(Supplied data Opens)

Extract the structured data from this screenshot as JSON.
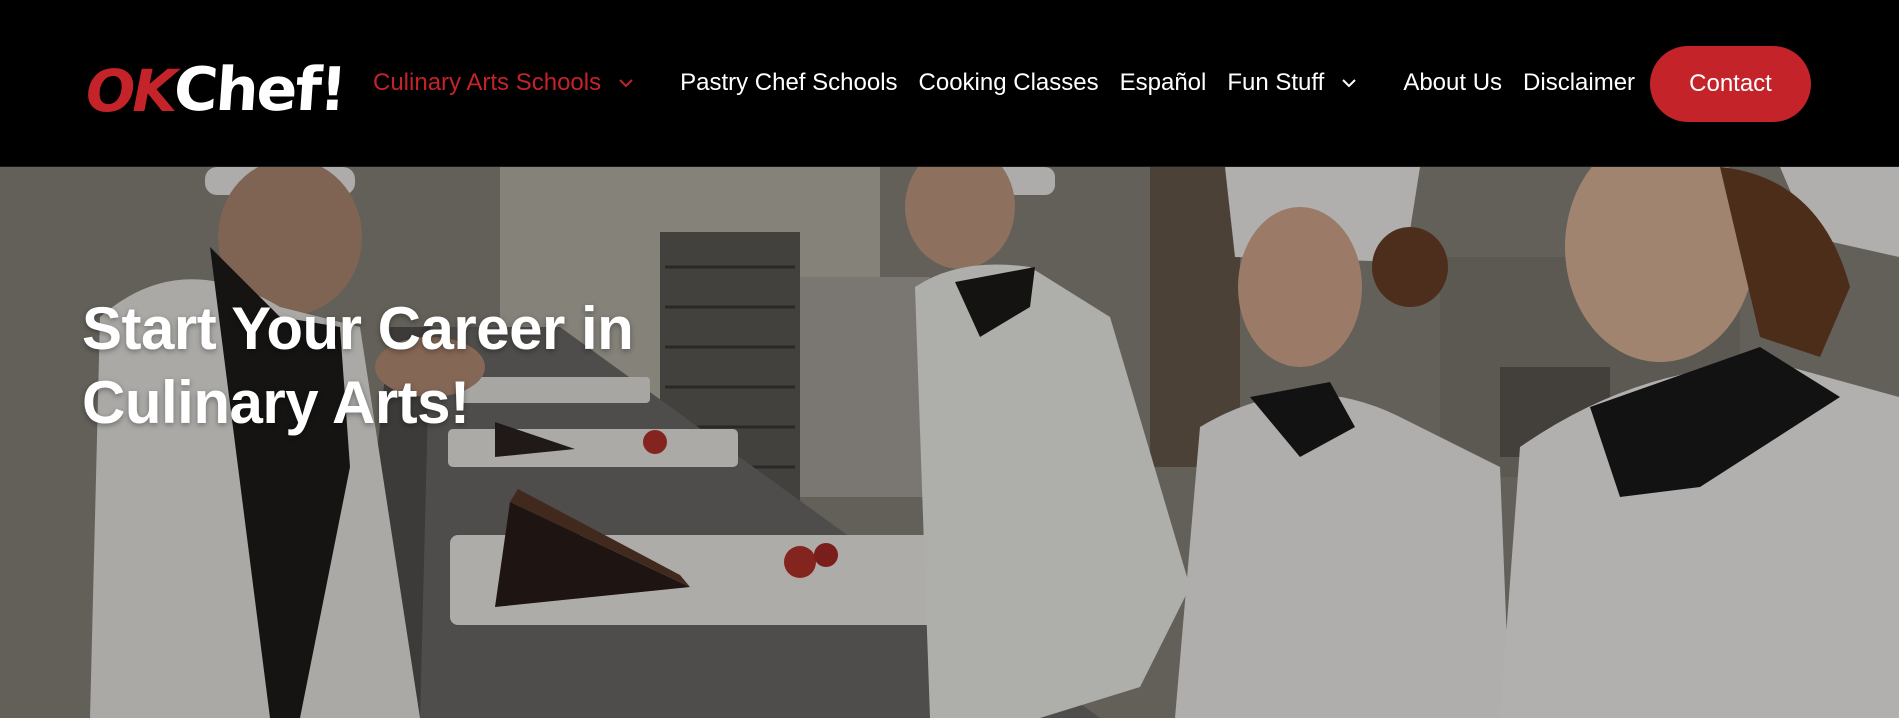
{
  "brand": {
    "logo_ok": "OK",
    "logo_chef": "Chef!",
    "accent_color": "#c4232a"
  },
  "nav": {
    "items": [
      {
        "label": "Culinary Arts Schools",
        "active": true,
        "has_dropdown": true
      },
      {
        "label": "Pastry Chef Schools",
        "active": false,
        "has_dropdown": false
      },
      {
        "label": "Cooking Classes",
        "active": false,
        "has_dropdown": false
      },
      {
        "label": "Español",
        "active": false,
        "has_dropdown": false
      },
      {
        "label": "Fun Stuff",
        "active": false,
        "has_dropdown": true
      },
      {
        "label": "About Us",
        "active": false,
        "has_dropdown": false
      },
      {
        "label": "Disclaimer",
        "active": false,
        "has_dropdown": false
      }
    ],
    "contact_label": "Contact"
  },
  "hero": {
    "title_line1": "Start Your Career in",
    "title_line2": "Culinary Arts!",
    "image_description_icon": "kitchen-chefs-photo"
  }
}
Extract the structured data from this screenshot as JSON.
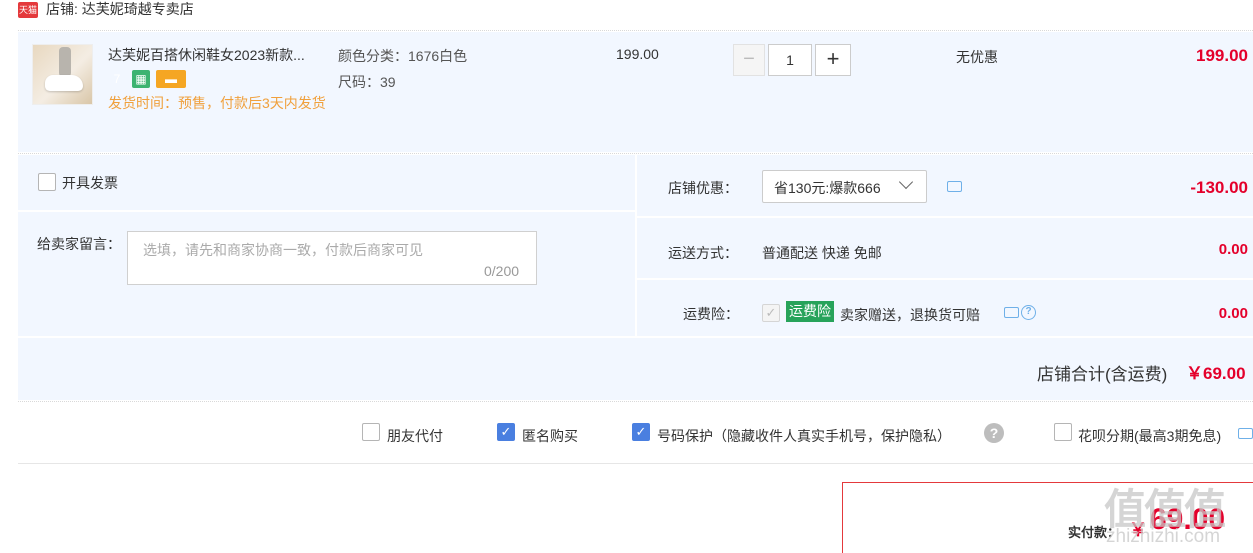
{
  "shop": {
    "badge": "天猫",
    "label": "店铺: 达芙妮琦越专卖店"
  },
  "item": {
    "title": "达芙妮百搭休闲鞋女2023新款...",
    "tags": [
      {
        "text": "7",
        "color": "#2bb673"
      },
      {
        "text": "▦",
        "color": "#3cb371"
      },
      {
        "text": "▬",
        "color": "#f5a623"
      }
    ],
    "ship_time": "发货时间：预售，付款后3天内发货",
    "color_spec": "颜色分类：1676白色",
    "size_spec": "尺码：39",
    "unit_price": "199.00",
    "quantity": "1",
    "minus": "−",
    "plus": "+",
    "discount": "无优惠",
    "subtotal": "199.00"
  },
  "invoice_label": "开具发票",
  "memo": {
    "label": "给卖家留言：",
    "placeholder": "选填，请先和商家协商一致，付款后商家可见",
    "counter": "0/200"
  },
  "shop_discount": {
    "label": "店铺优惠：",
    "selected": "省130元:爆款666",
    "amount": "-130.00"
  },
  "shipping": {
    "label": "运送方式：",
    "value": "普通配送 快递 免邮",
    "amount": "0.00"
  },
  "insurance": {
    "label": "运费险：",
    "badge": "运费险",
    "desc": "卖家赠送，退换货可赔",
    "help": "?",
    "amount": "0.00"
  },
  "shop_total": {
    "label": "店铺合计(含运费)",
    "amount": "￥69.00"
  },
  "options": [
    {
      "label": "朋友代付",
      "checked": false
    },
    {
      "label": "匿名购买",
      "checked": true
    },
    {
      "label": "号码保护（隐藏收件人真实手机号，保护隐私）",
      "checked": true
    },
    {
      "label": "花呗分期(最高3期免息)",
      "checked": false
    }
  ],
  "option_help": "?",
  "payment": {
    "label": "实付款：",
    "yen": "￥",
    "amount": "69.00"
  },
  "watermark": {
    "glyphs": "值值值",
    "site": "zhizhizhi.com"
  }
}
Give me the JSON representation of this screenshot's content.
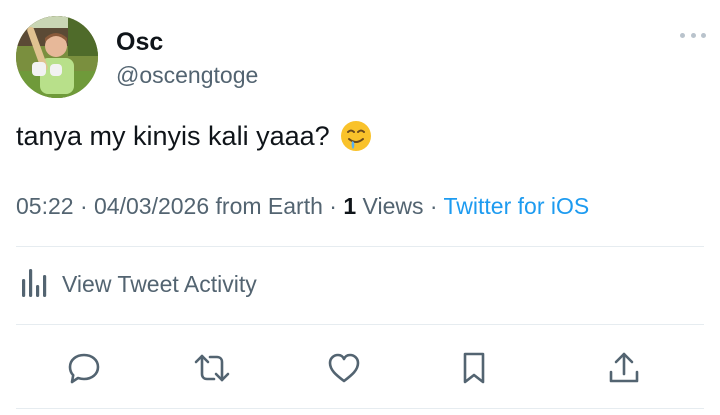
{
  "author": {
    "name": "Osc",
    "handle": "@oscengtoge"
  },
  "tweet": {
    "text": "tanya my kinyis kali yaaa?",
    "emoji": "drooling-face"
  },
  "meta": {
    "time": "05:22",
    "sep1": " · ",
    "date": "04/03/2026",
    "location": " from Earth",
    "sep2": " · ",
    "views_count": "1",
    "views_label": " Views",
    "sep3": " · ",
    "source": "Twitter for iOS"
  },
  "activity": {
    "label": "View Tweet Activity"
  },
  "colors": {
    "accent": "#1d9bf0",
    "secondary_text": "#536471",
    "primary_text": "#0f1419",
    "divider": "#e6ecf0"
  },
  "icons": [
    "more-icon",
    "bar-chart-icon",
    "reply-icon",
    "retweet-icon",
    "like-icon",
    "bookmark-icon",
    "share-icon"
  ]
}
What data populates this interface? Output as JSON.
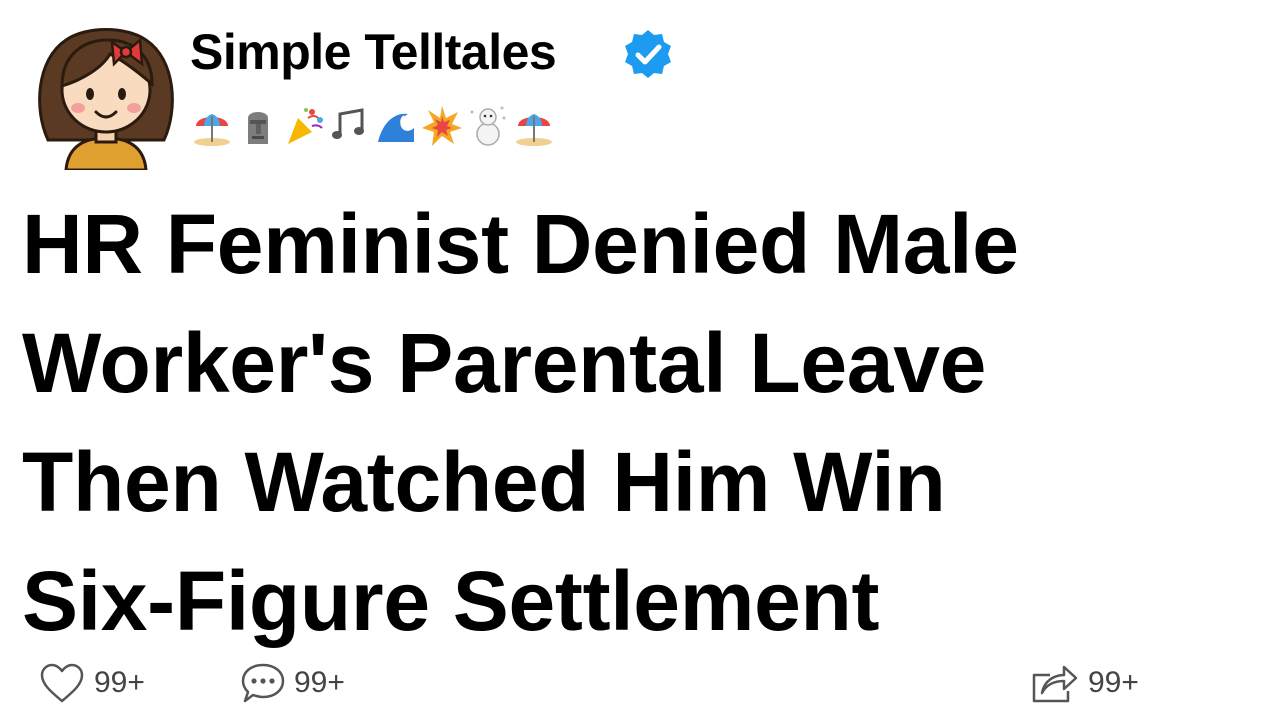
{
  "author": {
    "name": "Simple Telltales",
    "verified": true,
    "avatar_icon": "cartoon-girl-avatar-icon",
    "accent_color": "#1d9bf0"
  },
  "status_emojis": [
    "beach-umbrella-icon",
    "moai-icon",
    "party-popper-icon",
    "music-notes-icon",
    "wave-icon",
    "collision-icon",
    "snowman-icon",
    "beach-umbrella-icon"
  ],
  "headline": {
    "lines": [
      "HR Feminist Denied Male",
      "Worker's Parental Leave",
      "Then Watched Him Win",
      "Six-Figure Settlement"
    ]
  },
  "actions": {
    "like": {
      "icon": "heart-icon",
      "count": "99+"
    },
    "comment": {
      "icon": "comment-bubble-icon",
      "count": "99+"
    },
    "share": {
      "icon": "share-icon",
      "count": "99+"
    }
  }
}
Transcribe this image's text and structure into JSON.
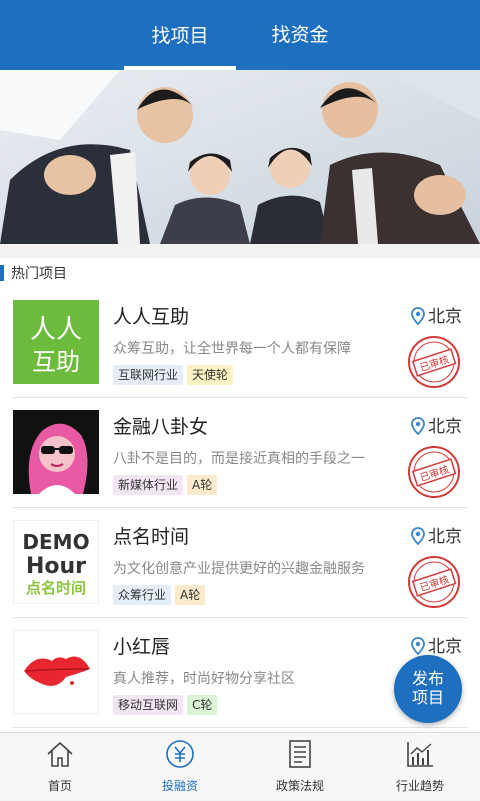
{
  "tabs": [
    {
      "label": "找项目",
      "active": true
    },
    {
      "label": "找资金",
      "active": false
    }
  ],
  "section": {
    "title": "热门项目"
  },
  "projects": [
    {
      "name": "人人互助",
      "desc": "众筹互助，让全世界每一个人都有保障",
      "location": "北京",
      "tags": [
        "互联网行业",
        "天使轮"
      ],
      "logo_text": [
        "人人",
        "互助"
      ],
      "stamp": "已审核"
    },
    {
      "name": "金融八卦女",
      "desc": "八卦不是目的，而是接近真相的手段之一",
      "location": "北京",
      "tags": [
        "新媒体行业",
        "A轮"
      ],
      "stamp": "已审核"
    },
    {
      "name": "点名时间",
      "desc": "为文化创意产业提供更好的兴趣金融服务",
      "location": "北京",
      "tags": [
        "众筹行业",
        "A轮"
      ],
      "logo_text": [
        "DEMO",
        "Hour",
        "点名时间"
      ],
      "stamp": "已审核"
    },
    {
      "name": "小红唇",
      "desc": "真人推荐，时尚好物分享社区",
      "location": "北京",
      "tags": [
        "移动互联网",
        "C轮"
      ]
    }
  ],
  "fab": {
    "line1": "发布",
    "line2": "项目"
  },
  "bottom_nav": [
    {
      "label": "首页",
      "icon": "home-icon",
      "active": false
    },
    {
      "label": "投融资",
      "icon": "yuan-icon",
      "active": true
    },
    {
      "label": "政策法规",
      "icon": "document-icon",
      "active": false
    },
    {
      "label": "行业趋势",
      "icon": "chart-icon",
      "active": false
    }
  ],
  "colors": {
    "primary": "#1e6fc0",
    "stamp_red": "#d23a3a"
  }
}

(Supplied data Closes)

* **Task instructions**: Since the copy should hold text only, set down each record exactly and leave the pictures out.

* **Written answer**:
Extract the structured data from this screenshot as JSON.
{
  "brand": {
    "logo_ok": "OK",
    "logo_chef": "Chef!",
    "accent_color": "#c4232a"
  },
  "nav": {
    "items": [
      {
        "label": "Culinary Arts Schools",
        "active": true,
        "has_dropdown": true
      },
      {
        "label": "Pastry Chef Schools",
        "active": false,
        "has_dropdown": false
      },
      {
        "label": "Cooking Classes",
        "active": false,
        "has_dropdown": false
      },
      {
        "label": "Español",
        "active": false,
        "has_dropdown": false
      },
      {
        "label": "Fun Stuff",
        "active": false,
        "has_dropdown": true
      },
      {
        "label": "About Us",
        "active": false,
        "has_dropdown": false
      },
      {
        "label": "Disclaimer",
        "active": false,
        "has_dropdown": false
      }
    ],
    "contact_label": "Contact"
  },
  "hero": {
    "title_line1": "Start Your Career in",
    "title_line2": "Culinary Arts!",
    "image_description_icon": "kitchen-chefs-photo"
  }
}
Extract the structured data from this screenshot as JSON.
{
  "shop": {
    "badge": "天猫",
    "label": "店铺: 达芙妮琦越专卖店"
  },
  "item": {
    "title": "达芙妮百搭休闲鞋女2023新款...",
    "tags": [
      {
        "text": "7",
        "color": "#2bb673"
      },
      {
        "text": "▦",
        "color": "#3cb371"
      },
      {
        "text": "▬",
        "color": "#f5a623"
      }
    ],
    "ship_time": "发货时间：预售，付款后3天内发货",
    "color_spec": "颜色分类：1676白色",
    "size_spec": "尺码：39",
    "unit_price": "199.00",
    "quantity": "1",
    "minus": "−",
    "plus": "+",
    "discount": "无优惠",
    "subtotal": "199.00"
  },
  "invoice_label": "开具发票",
  "memo": {
    "label": "给卖家留言：",
    "placeholder": "选填，请先和商家协商一致，付款后商家可见",
    "counter": "0/200"
  },
  "shop_discount": {
    "label": "店铺优惠：",
    "selected": "省130元:爆款666",
    "amount": "-130.00"
  },
  "shipping": {
    "label": "运送方式：",
    "value": "普通配送 快递 免邮",
    "amount": "0.00"
  },
  "insurance": {
    "label": "运费险：",
    "badge": "运费险",
    "desc": "卖家赠送，退换货可赔",
    "help": "?",
    "amount": "0.00"
  },
  "shop_total": {
    "label": "店铺合计(含运费)",
    "amount": "￥69.00"
  },
  "options": [
    {
      "label": "朋友代付",
      "checked": false
    },
    {
      "label": "匿名购买",
      "checked": true
    },
    {
      "label": "号码保护（隐藏收件人真实手机号，保护隐私）",
      "checked": true
    },
    {
      "label": "花呗分期(最高3期免息)",
      "checked": false
    }
  ],
  "option_help": "?",
  "payment": {
    "label": "实付款：",
    "yen": "￥",
    "amount": "69.00"
  },
  "watermark": {
    "glyphs": "值值值",
    "site": "zhizhizhi.com"
  }
}
Give me the JSON representation of this screenshot's content.
{
  "author": {
    "name": "Osc",
    "handle": "@oscengtoge"
  },
  "tweet": {
    "text": "tanya my kinyis kali yaaa?",
    "emoji": "drooling-face"
  },
  "meta": {
    "time": "05:22",
    "sep1": " · ",
    "date": "04/03/2026",
    "location": " from Earth",
    "sep2": " · ",
    "views_count": "1",
    "views_label": " Views",
    "sep3": " · ",
    "source": "Twitter for iOS"
  },
  "activity": {
    "label": "View Tweet Activity"
  },
  "colors": {
    "accent": "#1d9bf0",
    "secondary_text": "#536471",
    "primary_text": "#0f1419",
    "divider": "#e6ecf0"
  },
  "icons": [
    "more-icon",
    "bar-chart-icon",
    "reply-icon",
    "retweet-icon",
    "like-icon",
    "bookmark-icon",
    "share-icon"
  ]
}
What data populates this interface? Output as JSON.
{
  "author": {
    "name": "Simple Telltales",
    "verified": true,
    "avatar_icon": "cartoon-girl-avatar-icon",
    "accent_color": "#1d9bf0"
  },
  "status_emojis": [
    "beach-umbrella-icon",
    "moai-icon",
    "party-popper-icon",
    "music-notes-icon",
    "wave-icon",
    "collision-icon",
    "snowman-icon",
    "beach-umbrella-icon"
  ],
  "headline": {
    "lines": [
      "HR Feminist Denied Male",
      "Worker's Parental Leave",
      "Then Watched Him Win",
      "Six-Figure Settlement"
    ]
  },
  "actions": {
    "like": {
      "icon": "heart-icon",
      "count": "99+"
    },
    "comment": {
      "icon": "comment-bubble-icon",
      "count": "99+"
    },
    "share": {
      "icon": "share-icon",
      "count": "99+"
    }
  }
}
Transcribe this image's text and structure into JSON.
{
  "tabs": [
    {
      "label": "找项目",
      "active": true
    },
    {
      "label": "找资金",
      "active": false
    }
  ],
  "section": {
    "title": "热门项目"
  },
  "projects": [
    {
      "name": "人人互助",
      "desc": "众筹互助，让全世界每一个人都有保障",
      "location": "北京",
      "tags": [
        "互联网行业",
        "天使轮"
      ],
      "logo_text": [
        "人人",
        "互助"
      ],
      "stamp": "已审核"
    },
    {
      "name": "金融八卦女",
      "desc": "八卦不是目的，而是接近真相的手段之一",
      "location": "北京",
      "tags": [
        "新媒体行业",
        "A轮"
      ],
      "stamp": "已审核"
    },
    {
      "name": "点名时间",
      "desc": "为文化创意产业提供更好的兴趣金融服务",
      "location": "北京",
      "tags": [
        "众筹行业",
        "A轮"
      ],
      "logo_text": [
        "DEMO",
        "Hour",
        "点名时间"
      ],
      "stamp": "已审核"
    },
    {
      "name": "小红唇",
      "desc": "真人推荐，时尚好物分享社区",
      "location": "北京",
      "tags": [
        "移动互联网",
        "C轮"
      ]
    }
  ],
  "fab": {
    "line1": "发布",
    "line2": "项目"
  },
  "bottom_nav": [
    {
      "label": "首页",
      "icon": "home-icon",
      "active": false
    },
    {
      "label": "投融资",
      "icon": "yuan-icon",
      "active": true
    },
    {
      "label": "政策法规",
      "icon": "document-icon",
      "active": false
    },
    {
      "label": "行业趋势",
      "icon": "chart-icon",
      "active": false
    }
  ],
  "colors": {
    "primary": "#1e6fc0",
    "stamp_red": "#d23a3a"
  }
}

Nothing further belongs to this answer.